■ **Data shown**:
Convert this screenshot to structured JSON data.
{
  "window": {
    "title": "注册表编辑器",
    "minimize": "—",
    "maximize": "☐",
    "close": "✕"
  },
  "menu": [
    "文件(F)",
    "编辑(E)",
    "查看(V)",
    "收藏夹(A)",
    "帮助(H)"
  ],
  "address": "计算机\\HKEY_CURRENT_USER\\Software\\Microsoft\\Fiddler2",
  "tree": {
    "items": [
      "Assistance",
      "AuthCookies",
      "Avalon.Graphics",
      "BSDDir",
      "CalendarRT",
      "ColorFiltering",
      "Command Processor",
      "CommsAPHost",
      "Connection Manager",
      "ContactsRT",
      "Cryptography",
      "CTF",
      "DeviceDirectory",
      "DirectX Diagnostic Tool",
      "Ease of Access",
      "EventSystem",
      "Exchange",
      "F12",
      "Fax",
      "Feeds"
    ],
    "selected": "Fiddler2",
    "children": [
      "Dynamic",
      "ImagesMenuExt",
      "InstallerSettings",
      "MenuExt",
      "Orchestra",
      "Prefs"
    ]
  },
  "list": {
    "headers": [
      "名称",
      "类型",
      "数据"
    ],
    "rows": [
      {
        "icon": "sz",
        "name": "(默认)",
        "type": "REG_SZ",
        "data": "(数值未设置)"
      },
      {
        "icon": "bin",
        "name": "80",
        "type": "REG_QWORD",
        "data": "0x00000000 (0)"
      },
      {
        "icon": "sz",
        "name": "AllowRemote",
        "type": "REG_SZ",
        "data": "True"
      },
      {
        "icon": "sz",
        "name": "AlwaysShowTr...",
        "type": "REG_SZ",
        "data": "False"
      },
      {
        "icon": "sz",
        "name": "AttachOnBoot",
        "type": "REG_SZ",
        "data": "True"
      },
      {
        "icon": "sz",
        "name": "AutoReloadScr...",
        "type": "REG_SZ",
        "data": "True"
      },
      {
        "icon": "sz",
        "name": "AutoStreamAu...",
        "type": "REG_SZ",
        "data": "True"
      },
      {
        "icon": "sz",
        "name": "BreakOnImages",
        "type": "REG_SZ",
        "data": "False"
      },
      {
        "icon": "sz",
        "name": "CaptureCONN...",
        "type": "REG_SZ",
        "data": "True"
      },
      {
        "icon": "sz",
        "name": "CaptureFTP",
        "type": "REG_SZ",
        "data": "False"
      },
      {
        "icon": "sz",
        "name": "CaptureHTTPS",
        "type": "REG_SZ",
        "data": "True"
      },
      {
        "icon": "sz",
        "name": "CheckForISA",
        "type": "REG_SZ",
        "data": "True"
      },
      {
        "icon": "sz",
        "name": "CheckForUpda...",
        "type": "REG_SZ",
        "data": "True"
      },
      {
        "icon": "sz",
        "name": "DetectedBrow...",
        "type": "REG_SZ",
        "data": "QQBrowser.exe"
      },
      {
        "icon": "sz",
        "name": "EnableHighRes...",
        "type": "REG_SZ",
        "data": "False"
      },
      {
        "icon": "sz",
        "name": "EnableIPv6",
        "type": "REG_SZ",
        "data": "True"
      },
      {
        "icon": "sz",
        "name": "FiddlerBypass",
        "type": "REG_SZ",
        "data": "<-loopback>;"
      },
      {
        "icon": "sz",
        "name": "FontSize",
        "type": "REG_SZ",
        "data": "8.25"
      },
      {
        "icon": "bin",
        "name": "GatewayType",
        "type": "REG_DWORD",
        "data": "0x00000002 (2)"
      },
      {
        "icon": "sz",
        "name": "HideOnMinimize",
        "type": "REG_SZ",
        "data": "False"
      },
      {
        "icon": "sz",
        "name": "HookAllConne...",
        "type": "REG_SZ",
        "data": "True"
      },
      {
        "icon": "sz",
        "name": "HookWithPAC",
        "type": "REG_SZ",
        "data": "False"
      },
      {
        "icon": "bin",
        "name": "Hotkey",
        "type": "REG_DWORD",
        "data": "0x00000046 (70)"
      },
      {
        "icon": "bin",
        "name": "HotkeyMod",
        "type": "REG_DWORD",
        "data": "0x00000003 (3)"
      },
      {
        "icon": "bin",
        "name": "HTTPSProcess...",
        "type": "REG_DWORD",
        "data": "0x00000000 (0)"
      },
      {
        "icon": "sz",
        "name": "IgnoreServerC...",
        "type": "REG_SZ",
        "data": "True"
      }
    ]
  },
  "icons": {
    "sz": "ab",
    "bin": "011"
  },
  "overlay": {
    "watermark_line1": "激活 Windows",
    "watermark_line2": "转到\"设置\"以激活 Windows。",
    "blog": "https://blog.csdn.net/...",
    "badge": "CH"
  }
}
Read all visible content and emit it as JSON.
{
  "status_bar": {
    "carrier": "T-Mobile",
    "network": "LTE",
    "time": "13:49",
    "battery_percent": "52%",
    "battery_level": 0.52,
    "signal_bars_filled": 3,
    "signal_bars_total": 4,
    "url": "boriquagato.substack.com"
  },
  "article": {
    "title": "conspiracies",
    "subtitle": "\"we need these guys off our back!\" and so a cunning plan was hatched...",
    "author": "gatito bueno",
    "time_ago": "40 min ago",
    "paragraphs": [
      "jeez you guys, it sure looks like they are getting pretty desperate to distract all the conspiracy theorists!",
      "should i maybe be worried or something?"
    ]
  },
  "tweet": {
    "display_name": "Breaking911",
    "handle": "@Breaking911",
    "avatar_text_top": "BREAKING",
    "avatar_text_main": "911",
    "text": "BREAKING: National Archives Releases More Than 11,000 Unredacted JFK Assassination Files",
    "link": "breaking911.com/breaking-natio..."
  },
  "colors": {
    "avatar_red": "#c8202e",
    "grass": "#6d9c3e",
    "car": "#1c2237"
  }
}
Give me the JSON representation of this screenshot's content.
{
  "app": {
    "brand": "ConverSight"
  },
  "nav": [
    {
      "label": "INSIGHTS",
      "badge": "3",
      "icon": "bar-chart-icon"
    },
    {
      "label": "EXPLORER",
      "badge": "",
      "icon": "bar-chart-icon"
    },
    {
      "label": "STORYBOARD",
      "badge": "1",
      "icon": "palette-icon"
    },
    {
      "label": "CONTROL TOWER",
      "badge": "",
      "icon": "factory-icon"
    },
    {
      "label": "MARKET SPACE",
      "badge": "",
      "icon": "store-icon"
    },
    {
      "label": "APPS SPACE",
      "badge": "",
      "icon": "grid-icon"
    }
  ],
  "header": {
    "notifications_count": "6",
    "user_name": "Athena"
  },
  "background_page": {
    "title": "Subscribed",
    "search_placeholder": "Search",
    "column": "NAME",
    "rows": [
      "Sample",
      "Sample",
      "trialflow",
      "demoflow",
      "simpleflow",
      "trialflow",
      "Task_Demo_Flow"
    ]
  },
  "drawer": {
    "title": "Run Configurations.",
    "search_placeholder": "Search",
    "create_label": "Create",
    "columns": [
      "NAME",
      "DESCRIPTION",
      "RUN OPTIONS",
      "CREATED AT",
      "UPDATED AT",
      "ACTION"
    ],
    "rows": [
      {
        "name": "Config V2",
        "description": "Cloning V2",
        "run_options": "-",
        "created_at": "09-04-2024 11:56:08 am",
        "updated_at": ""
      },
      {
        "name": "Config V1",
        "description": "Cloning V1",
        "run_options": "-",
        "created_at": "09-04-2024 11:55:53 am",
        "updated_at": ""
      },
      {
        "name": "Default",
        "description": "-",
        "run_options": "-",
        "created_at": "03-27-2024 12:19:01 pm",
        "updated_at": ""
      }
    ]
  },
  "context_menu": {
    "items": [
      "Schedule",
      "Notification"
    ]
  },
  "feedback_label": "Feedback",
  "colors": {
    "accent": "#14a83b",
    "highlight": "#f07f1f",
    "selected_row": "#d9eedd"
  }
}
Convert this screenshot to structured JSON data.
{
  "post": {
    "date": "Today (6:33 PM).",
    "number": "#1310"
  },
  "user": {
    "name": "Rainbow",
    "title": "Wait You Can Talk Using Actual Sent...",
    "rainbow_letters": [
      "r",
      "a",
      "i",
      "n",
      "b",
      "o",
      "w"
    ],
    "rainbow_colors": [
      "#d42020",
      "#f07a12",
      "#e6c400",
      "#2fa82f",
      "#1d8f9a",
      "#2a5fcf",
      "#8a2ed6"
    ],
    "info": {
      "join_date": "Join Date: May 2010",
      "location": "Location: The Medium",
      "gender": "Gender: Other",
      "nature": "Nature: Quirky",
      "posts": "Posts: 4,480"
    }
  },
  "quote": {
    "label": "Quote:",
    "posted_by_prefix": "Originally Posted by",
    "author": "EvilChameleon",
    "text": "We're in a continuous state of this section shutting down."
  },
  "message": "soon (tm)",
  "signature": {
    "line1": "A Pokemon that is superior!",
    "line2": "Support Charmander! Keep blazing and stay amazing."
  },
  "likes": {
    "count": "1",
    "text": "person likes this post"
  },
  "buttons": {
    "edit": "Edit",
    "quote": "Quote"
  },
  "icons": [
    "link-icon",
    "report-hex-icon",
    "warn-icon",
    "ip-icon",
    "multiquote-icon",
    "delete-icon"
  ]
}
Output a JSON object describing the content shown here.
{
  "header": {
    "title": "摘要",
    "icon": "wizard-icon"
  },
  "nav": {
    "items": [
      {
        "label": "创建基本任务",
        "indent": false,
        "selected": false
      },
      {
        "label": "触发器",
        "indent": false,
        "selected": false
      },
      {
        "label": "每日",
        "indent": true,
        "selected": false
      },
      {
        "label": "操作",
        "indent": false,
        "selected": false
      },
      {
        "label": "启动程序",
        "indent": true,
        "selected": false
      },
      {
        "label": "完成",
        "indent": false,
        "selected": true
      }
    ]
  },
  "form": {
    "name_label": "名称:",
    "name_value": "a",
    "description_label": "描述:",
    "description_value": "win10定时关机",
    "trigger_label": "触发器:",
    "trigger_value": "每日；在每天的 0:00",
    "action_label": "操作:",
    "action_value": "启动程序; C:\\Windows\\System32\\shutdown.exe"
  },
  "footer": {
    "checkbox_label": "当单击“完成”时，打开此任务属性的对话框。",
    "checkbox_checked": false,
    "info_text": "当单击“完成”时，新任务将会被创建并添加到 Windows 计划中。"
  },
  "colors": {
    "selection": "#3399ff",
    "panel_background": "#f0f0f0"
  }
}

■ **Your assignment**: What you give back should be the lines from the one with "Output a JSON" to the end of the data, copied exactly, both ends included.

■ **Exercise result**:
Output a JSON object describing the content shown here.
{
  "header": {
    "title": "摘要",
    "icon": "wizard-icon"
  },
  "nav": {
    "items": [
      {
        "label": "创建基本任务",
        "indent": false,
        "selected": false
      },
      {
        "label": "触发器",
        "indent": false,
        "selected": false
      },
      {
        "label": "每日",
        "indent": true,
        "selected": false
      },
      {
        "label": "操作",
        "indent": false,
        "selected": false
      },
      {
        "label": "启动程序",
        "indent": true,
        "selected": false
      },
      {
        "label": "完成",
        "indent": false,
        "selected": true
      }
    ]
  },
  "form": {
    "name_label": "名称:",
    "name_value": "a",
    "description_label": "描述:",
    "description_value": "win10定时关机",
    "trigger_label": "触发器:",
    "trigger_value": "每日；在每天的 0:00",
    "action_label": "操作:",
    "action_value": "启动程序; C:\\Windows\\System32\\shutdown.exe"
  },
  "footer": {
    "checkbox_label": "当单击“完成”时，打开此任务属性的对话框。",
    "checkbox_checked": false,
    "info_text": "当单击“完成”时，新任务将会被创建并添加到 Windows 计划中。"
  },
  "colors": {
    "selection": "#3399ff",
    "panel_background": "#f0f0f0"
  }
}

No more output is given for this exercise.